**Instructions for the task:** Give back every entry, exactly as written.

(Materials provided)

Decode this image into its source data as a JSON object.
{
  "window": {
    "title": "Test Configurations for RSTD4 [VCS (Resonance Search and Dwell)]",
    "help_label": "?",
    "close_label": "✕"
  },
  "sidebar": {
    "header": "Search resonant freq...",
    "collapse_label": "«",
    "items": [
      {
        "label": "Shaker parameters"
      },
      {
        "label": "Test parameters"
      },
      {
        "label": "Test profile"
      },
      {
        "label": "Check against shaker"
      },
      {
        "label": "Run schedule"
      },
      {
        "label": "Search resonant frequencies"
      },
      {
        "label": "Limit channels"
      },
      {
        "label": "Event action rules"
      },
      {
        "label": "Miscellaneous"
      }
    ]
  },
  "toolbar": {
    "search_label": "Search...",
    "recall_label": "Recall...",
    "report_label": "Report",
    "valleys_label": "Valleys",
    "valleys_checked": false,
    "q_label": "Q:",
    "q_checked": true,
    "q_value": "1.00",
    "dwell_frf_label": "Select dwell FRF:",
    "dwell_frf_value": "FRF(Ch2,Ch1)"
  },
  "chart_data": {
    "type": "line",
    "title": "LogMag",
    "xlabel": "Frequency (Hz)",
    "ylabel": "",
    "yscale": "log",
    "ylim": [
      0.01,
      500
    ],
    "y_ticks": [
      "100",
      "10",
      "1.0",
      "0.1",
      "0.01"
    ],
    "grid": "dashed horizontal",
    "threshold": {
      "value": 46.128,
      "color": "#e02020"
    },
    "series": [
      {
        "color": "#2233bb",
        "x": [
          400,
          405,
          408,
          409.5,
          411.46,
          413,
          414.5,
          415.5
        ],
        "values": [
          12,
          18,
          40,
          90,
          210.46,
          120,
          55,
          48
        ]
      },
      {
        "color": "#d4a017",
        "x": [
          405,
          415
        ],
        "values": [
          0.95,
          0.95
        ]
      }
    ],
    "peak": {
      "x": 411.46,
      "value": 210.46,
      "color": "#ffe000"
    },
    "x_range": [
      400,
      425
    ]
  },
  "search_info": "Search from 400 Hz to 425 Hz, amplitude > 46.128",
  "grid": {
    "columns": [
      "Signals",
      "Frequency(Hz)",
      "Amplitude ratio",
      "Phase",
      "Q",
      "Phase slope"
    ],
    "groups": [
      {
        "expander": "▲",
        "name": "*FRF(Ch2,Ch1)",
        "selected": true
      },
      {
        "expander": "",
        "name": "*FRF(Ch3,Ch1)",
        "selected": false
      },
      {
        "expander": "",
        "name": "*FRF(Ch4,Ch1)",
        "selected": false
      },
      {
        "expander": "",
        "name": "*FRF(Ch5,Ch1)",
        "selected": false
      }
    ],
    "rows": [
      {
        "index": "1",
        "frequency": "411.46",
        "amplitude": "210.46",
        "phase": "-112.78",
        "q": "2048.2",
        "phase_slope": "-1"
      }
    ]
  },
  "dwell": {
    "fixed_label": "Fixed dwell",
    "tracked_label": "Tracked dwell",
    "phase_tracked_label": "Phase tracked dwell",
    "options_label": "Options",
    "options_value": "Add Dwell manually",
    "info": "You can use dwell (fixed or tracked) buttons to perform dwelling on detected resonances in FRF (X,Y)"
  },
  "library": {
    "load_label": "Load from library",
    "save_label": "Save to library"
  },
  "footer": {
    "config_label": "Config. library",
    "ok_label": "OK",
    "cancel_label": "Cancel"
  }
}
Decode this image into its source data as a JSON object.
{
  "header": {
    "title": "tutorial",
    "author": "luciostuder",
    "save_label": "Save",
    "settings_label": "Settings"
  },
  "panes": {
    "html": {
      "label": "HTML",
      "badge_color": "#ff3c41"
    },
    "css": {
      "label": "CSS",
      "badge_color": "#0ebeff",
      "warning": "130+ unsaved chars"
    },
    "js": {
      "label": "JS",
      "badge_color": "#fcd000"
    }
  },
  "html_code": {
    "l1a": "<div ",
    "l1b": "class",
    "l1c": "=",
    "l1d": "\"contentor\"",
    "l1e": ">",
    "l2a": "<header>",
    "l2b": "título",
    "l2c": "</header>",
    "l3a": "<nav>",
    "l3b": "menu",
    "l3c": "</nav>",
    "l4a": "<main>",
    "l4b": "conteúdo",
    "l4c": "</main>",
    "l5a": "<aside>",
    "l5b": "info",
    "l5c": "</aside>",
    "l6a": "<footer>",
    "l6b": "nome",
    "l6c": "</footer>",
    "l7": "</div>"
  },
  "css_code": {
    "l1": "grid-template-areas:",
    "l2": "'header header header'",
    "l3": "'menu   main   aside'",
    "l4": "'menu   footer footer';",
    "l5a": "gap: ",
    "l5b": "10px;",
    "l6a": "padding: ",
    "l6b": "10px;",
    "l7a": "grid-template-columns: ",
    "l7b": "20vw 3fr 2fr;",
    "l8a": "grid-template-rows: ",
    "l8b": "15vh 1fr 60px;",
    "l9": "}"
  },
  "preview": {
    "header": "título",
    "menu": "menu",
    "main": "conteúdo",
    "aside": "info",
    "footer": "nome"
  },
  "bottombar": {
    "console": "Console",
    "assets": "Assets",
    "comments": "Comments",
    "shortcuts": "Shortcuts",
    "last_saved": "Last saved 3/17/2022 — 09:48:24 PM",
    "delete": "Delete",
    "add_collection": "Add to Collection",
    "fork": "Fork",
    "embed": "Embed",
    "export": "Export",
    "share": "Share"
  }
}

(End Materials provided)

**Answer to this exercise:**
Decode this image into its source data as a JSON object.
{
  "window": {
    "title": "Test Configurations for RSTD4 [VCS (Resonance Search and Dwell)]",
    "help_label": "?",
    "close_label": "✕"
  },
  "sidebar": {
    "header": "Search resonant freq...",
    "collapse_label": "«",
    "items": [
      {
        "label": "Shaker parameters"
      },
      {
        "label": "Test parameters"
      },
      {
        "label": "Test profile"
      },
      {
        "label": "Check against shaker"
      },
      {
        "label": "Run schedule"
      },
      {
        "label": "Search resonant frequencies"
      },
      {
        "label": "Limit channels"
      },
      {
        "label": "Event action rules"
      },
      {
        "label": "Miscellaneous"
      }
    ]
  },
  "toolbar": {
    "search_label": "Search...",
    "recall_label": "Recall...",
    "report_label": "Report",
    "valleys_label": "Valleys",
    "valleys_checked": false,
    "q_label": "Q:",
    "q_checked": true,
    "q_value": "1.00",
    "dwell_frf_label": "Select dwell FRF:",
    "dwell_frf_value": "FRF(Ch2,Ch1)"
  },
  "chart_data": {
    "type": "line",
    "title": "LogMag",
    "xlabel": "Frequency (Hz)",
    "ylabel": "",
    "yscale": "log",
    "ylim": [
      0.01,
      500
    ],
    "y_ticks": [
      "100",
      "10",
      "1.0",
      "0.1",
      "0.01"
    ],
    "grid": "dashed horizontal",
    "threshold": {
      "value": 46.128,
      "color": "#e02020"
    },
    "series": [
      {
        "color": "#2233bb",
        "x": [
          400,
          405,
          408,
          409.5,
          411.46,
          413,
          414.5,
          415.5
        ],
        "values": [
          12,
          18,
          40,
          90,
          210.46,
          120,
          55,
          48
        ]
      },
      {
        "color": "#d4a017",
        "x": [
          405,
          415
        ],
        "values": [
          0.95,
          0.95
        ]
      }
    ],
    "peak": {
      "x": 411.46,
      "value": 210.46,
      "color": "#ffe000"
    },
    "x_range": [
      400,
      425
    ]
  },
  "search_info": "Search from 400 Hz to 425 Hz, amplitude > 46.128",
  "grid": {
    "columns": [
      "Signals",
      "Frequency(Hz)",
      "Amplitude ratio",
      "Phase",
      "Q",
      "Phase slope"
    ],
    "groups": [
      {
        "expander": "▲",
        "name": "*FRF(Ch2,Ch1)",
        "selected": true
      },
      {
        "expander": "",
        "name": "*FRF(Ch3,Ch1)",
        "selected": false
      },
      {
        "expander": "",
        "name": "*FRF(Ch4,Ch1)",
        "selected": false
      },
      {
        "expander": "",
        "name": "*FRF(Ch5,Ch1)",
        "selected": false
      }
    ],
    "rows": [
      {
        "index": "1",
        "frequency": "411.46",
        "amplitude": "210.46",
        "phase": "-112.78",
        "q": "2048.2",
        "phase_slope": "-1"
      }
    ]
  },
  "dwell": {
    "fixed_label": "Fixed dwell",
    "tracked_label": "Tracked dwell",
    "phase_tracked_label": "Phase tracked dwell",
    "options_label": "Options",
    "options_value": "Add Dwell manually",
    "info": "You can use dwell (fixed or tracked) buttons to perform dwelling on detected resonances in FRF (X,Y)"
  },
  "library": {
    "load_label": "Load from library",
    "save_label": "Save to library"
  },
  "footer": {
    "config_label": "Config. library",
    "ok_label": "OK",
    "cancel_label": "Cancel"
  }
}
Decode this image into its source data as a JSON object.
{
  "header": {
    "title": "tutorial",
    "author": "luciostuder",
    "save_label": "Save",
    "settings_label": "Settings"
  },
  "panes": {
    "html": {
      "label": "HTML",
      "badge_color": "#ff3c41"
    },
    "css": {
      "label": "CSS",
      "badge_color": "#0ebeff",
      "warning": "130+ unsaved chars"
    },
    "js": {
      "label": "JS",
      "badge_color": "#fcd000"
    }
  },
  "html_code": {
    "l1a": "<div ",
    "l1b": "class",
    "l1c": "=",
    "l1d": "\"contentor\"",
    "l1e": ">",
    "l2a": "<header>",
    "l2b": "título",
    "l2c": "</header>",
    "l3a": "<nav>",
    "l3b": "menu",
    "l3c": "</nav>",
    "l4a": "<main>",
    "l4b": "conteúdo",
    "l4c": "</main>",
    "l5a": "<aside>",
    "l5b": "info",
    "l5c": "</aside>",
    "l6a": "<footer>",
    "l6b": "nome",
    "l6c": "</footer>",
    "l7": "</div>"
  },
  "css_code": {
    "l1": "grid-template-areas:",
    "l2": "'header header header'",
    "l3": "'menu   main   aside'",
    "l4": "'menu   footer footer';",
    "l5a": "gap: ",
    "l5b": "10px;",
    "l6a": "padding: ",
    "l6b": "10px;",
    "l7a": "grid-template-columns: ",
    "l7b": "20vw 3fr 2fr;",
    "l8a": "grid-template-rows: ",
    "l8b": "15vh 1fr 60px;",
    "l9": "}"
  },
  "preview": {
    "header": "título",
    "menu": "menu",
    "main": "conteúdo",
    "aside": "info",
    "footer": "nome"
  },
  "bottombar": {
    "console": "Console",
    "assets": "Assets",
    "comments": "Comments",
    "shortcuts": "Shortcuts",
    "last_saved": "Last saved 3/17/2022 — 09:48:24 PM",
    "delete": "Delete",
    "add_collection": "Add to Collection",
    "fork": "Fork",
    "embed": "Embed",
    "export": "Export",
    "share": "Share"
  }
}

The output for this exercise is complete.